In fact, Zhang’s VC firm has caught the U.S. administration’s attention for being the recipient of Chinese state funding. In an update to the Section 301 report released in November, Digital Horizon Capital (DHVC), previously named Danhua Capital, is listed as an example of China’s “web of entities” established in Silicon Valley “to further the industrial-policy goals of the Chinese government.”
Such VC firms invest in a wide range of startups, then “to varying degrees have access to information, technology, and the ability to influence and potentially coerce management,” according to the Section 301 update.
Digital Horizon Capital traces its funding to Chinese state-affiliated entities. An investment arm of the state-owned firm Zhongguancun Development Group (ZDG) has backed a number of VC firms in Silicon Valley, including DHVC.
When DHVC was first established in 2013, Beijing’s mayor attended the company’s signing ceremony in Silicon Valley, according to the report. A press release on the ZDG website explained that DHVC would focus on innovative tech developed at Stanford and other nearby universities, for the purpose of steering projects to Beijing’s Zhongguancun tech hub to commercialize.
“Zhongguancun capital goes out and foreign advanced technology and human capital is brought in,” the press release read.

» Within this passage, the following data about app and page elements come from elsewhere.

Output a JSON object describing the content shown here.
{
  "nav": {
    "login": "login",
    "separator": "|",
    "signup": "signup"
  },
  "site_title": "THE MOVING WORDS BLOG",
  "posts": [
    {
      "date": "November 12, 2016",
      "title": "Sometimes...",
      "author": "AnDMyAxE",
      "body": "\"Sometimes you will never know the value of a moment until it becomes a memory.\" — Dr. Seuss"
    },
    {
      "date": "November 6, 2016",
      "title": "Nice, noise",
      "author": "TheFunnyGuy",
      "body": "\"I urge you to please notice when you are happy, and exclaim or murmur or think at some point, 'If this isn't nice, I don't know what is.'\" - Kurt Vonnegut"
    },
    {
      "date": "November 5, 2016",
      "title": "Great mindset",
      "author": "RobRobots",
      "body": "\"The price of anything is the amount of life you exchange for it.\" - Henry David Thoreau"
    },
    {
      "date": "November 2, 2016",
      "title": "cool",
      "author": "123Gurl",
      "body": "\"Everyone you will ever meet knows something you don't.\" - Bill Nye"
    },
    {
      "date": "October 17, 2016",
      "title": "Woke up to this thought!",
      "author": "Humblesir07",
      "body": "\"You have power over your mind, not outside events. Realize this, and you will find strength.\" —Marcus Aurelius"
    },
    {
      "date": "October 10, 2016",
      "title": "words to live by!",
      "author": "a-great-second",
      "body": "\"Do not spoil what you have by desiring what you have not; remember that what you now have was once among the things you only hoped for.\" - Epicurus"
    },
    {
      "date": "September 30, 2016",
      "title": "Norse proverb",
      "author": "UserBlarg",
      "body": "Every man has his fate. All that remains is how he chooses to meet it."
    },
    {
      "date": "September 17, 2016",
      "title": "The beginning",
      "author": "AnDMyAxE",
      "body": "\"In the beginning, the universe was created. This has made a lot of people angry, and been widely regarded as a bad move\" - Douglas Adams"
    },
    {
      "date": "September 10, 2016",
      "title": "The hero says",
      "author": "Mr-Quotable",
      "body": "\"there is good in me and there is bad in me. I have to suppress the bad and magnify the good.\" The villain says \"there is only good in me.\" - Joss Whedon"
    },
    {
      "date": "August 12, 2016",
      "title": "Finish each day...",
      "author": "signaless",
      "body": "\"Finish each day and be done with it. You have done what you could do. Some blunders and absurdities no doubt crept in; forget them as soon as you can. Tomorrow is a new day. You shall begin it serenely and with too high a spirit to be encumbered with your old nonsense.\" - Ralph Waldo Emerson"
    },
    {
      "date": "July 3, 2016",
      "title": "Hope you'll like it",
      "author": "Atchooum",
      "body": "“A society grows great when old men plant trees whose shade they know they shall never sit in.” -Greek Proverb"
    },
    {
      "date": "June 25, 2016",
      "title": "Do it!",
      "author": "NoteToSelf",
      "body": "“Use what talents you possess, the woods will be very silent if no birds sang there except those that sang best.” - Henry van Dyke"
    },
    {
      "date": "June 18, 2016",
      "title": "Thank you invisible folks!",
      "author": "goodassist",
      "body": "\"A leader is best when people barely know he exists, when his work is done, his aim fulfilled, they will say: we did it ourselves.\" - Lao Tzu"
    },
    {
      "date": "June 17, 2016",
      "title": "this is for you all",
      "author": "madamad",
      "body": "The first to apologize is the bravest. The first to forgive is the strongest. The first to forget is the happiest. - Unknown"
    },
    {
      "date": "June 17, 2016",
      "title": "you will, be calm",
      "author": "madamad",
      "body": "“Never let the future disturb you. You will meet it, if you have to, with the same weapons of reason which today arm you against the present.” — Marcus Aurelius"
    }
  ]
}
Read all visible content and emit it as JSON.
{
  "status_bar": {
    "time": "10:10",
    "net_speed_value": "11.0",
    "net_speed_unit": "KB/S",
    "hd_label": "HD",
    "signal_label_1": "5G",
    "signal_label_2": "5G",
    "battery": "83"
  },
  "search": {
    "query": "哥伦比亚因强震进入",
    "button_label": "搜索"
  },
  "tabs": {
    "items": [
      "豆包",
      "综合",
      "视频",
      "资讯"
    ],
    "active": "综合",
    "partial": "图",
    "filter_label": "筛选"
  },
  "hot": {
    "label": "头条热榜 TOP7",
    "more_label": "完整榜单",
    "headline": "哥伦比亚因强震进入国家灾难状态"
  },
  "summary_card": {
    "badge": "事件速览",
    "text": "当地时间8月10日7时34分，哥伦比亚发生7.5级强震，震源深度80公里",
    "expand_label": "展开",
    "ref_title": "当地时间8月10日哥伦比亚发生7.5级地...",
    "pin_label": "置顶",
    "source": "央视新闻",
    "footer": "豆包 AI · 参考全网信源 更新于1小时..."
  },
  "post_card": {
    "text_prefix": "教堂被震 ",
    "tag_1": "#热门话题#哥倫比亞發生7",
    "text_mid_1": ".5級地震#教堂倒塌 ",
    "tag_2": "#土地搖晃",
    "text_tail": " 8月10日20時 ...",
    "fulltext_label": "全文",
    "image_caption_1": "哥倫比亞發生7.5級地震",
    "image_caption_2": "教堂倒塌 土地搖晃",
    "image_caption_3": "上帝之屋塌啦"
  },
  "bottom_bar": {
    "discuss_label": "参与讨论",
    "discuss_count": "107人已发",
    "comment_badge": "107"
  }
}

ZDG’s investment arm helped convince Chinese tech giants Alibaba and Baidu to contribute to DHVC’s first round of funding, raising the total to about $91 million, according to the report. iFlyTek, a Chinese voice-recognition company that has received Chinese state funding and works closely with China’s Ministry of Industry and Information Technology, has invested $5 million in DHVC.
BOE Technology Group Co., a tech firm that counts the Chinese regime as its biggest shareholder, invested about 60 million yuan ($8.9 million).
The report noted that Meta, an augmented-reality startup that’s among the 113 companies in DHVC’s portfolio, announced in September that it would lay off half its employees in Silicon Valley and move operations to China, “after the Chinese government pressured Chinese investors.”
DHVC also invests in Cohesity, a data management company that counts the U.S. Department of Energy and U.S. Air Force as clients, according to a Reuters report.
Scrutiny of VC Investment
The issue of Chinese VC funding for U.S. startups has set off alarms with U.S. authorities over the potential for poaching U.S. technology. In August, U.S. Congress passed the Foreign Investment Risk Review Modernization Act, which would provide more scrutiny powers to the Committee on Foreign Investment in the United States (CFIUS), a federal agency that reviews business deals with potential national security risks.
CFIUS now has the power to “review any foreign investment, both direct and indirect, that may give the investor access to non-public technical information, or board or observer rights,” according to the U.S. Treasury Department, which oversees CFIUS regulations.
Global law firm DLA Piper noted on its website that startups and their investors now will need to consider the new regulations with regards to foreign funding.
Cathy He and Daniel Holl contributed to this report.
This article was updated to provide confirmed details on Zhang’s death.